It’s different this year. Richmond are in the last four, and just a win away from the grand final. Far from being resigned to catastrophe, every Richmond supporter seems convinced that this is their year. There’s good reason for their optimism. For a start the Tigers are playing with a steel entirely absent since the early eighties. They’re the hardest tackling team in the comp, and have changed their style altogether to something much more sustainable in finals type pressure. They’ve been impressive, and their coaching staff have to take a lot of credit.

On the back of this the hype is like nothing I can recall. There’s a huge supporter base who for years have been starved of success, and now drunk with the possibility. It’s the very definition of over the top.

As an outsider I view it with bemusement. As someone whose team has been there multiple times since Richmond were last I study it curiously. But as someone who has watched AFL footy I wonder if Richmond are guilty of just about the worst sin in footy – getting ahead of themselves.

To be fair the club itself seems pretty sensible in its approach to these big games. It’s the supporters and the media who have gone crazy. Every supporter seems convinced that their destiny is a flag. Ex-Richmond in the media are proclaiming this week’s result a sure thing, and there’s already controversy about whether Richmond should have to wear a clash strip for the grand final. My advice – get there first, then worry about it.

A week ago I was pretty confident they would make the grand final (and lose). I tipped them to beat Geelong, which they did handsomely. They opened up to them the easier side of the drawer. More than likely they would play GWS in the preliminary final, who are very talented, but crippled by injuries and frequently disappointing.

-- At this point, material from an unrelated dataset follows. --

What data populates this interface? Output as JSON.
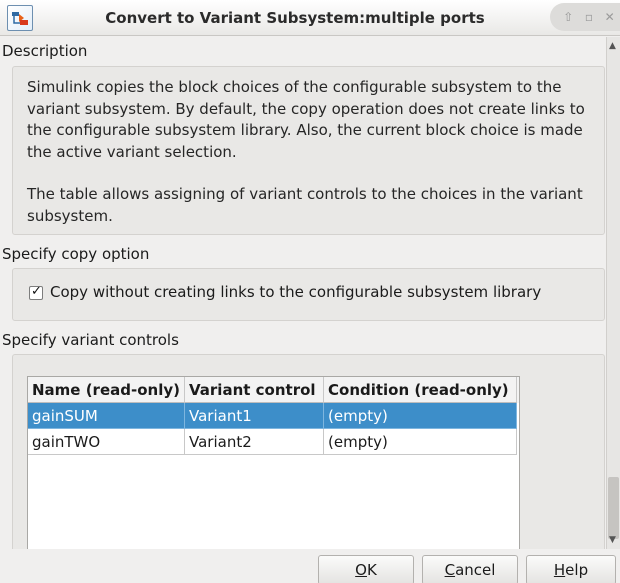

That’s the match-up this week, but on the back of an impressive GWS win in the semi-final, and all the clamour and noise about Richmond, I’m now tipping GWS.

Richmond aren’t a great side. They’ve been structured and coached to a style of game that is effective, and which is basically greater than the sum of its parts. Interestingly, you could say GWS is the opposite. They’re a richly talented team who play too often as individuals (I believe poorly coached). Even then they’re dangerous, but when they click as a unit they’re very formidable. If that happens Saturday they should win.

Richmond dominated against Geelong and should have had a match winning lead at half time – instead, Geelong drew level in the third quarter. Richmond would ultimately go on to record a dominant win, but the game highlighted both their strengths and their flaws. They have not been a big scoring team this year, and have an undersized forward line (which has often been a positive). They don’t convert enough chances. Their efficiency too often breaks down going forward. Against Geelong it took a great player like Dustin Martin to take the game by the scruff of the neck.

I don’t think they can get away with the same inefficiency against a quality team in form.

That’s the question – GWS are a quality outfit, but will they be in form? They’ve been erratic in general, and this week must play on a ground in front of 100,000, of which just fifteen hundred are GWS supporters. The crowd will be overwhelmingly yellow and black, and noisier than you can imagine.

There’s a lot of ifs and buts in this game. GWS have the quality edge. Richmond will have the crowd on their side. Question is how they turn up on the day. I think we’ll know pretty early, but I’m inclined to GWS because all the hype for Richmond is unhealthy.

It will be an interesting vibe if GWS get up. The crowd will become silent, and there could be riots in the streets after, depending on how it plays out. I’m not sure if they can go this far next year.

In the other game I’m tipping Adelaide to beat Geelong at home.